Performance prediction: Using historical data, users can run a surrogate model-based performance prediction for a given tuning parameter configuration.
- Example (web-interface): To run a sensitivity analysis of SuperLU_DIST, 1. Login at http://gptune.lbl.gov, 2. access https://gptune.lbl.gov/repo/dashboard, 3. Choose "SuperLU_DIST-pddrive_spawn" and click on "Search", 4. You should be able to see the table, and there should be a button "Make prediction", you can click on this and follow the instructions there.
Transfer learning: Users can download historical performance data and use the knowledge to tune a similar but different tuning problem using transfer learning-based autotuning.
- Example: GPTune's transfer learning-based autotuning for a synthetic function using the history database. It uses the crowd-tuning API to access and download historical data from the history database.
Unregistered users can only view publicly available performance data. This means that they cannot view data disclosed to authorized users or upload any kind of data into out database. Please Sign Up to access more data in our history database! Registered users can download data disclosed to registered users. There is another privilege level called "certified" for registered users. The GPTune team will update the user status as "certified" if the user has entered user profile information correctly. Certified users can access data for certified users and create collaboration groups to share data within your group members. For more information about our membership, click here.
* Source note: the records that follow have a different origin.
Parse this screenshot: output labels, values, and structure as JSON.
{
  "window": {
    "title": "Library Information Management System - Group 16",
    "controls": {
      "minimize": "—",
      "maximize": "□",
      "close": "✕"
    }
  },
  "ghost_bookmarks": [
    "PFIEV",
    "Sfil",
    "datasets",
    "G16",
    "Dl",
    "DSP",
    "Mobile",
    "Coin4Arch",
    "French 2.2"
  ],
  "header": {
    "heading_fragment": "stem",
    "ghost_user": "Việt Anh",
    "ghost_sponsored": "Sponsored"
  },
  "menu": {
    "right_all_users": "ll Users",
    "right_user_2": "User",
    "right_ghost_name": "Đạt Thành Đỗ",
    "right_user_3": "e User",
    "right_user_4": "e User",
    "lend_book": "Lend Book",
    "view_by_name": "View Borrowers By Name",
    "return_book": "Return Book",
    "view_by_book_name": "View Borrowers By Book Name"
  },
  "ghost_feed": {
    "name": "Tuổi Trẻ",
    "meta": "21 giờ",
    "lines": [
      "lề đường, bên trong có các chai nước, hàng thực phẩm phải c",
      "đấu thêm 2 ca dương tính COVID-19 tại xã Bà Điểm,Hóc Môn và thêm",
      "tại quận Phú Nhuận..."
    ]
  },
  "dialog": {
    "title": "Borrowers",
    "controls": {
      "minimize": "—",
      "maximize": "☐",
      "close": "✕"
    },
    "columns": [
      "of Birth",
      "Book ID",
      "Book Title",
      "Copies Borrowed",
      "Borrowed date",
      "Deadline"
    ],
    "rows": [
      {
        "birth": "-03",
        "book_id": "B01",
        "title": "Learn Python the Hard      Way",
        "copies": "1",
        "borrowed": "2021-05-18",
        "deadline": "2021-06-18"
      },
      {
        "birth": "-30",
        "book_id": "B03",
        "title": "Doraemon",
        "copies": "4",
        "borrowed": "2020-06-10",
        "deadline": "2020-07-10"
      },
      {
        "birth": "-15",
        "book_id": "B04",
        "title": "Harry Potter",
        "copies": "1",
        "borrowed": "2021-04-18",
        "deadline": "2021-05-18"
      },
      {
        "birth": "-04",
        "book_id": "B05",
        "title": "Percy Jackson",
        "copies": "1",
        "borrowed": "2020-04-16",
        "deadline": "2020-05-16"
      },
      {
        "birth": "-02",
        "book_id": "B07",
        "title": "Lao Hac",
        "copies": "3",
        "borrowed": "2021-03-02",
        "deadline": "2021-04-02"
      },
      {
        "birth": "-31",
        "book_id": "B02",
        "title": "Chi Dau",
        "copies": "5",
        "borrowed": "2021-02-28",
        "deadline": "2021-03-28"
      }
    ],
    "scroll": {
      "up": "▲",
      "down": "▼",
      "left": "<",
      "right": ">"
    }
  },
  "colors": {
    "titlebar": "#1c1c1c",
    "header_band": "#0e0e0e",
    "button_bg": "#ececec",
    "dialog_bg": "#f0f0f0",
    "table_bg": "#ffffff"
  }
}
GPTune is a joint research project between Lawrence Berkeley National Laboratory and University of California at Berkeley, and is part of the xSDK4ECP effort supported by the Exascale Computing Project (ECP).
This research was supported by the Exascale Computing Project (17-SC-20-SC), a collaborative effort of the U.S. Department of Energy Office of Science and the National Nuclear Security Administration. We used resources of the National Energy Research Scientific Computing Center (NERSC), a U.S. Department of Energy Office of Science User Facility operated under Contract No. DE-AC02-05CH11231.
GPTune Copyright (c) 2019, The Regents of the University of California, through Lawrence Berkeley National Laboratory (subject to receipt of any required approvals from the U.S. Dept. of Energy) and the University of California, Berkeley. All rights reserved.
If you have questions about your rights to use or distribute this software, please contact Berkeley Lab's Intellectual Property Office at IPO@lbl.gov.
NOTICE. This Software was developed under funding from the U.S. Department of Energy and the U.S. Government consequently retains certain rights. As such, the U.S. Government has been granted for itself and others acting on its behalf a paid-up, nonexclusive, irrevocable, worldwide license in the Software to reproduce, distribute copies to the public, prepare derivative works, and perform publicly and display publicly, and to permit other to do so.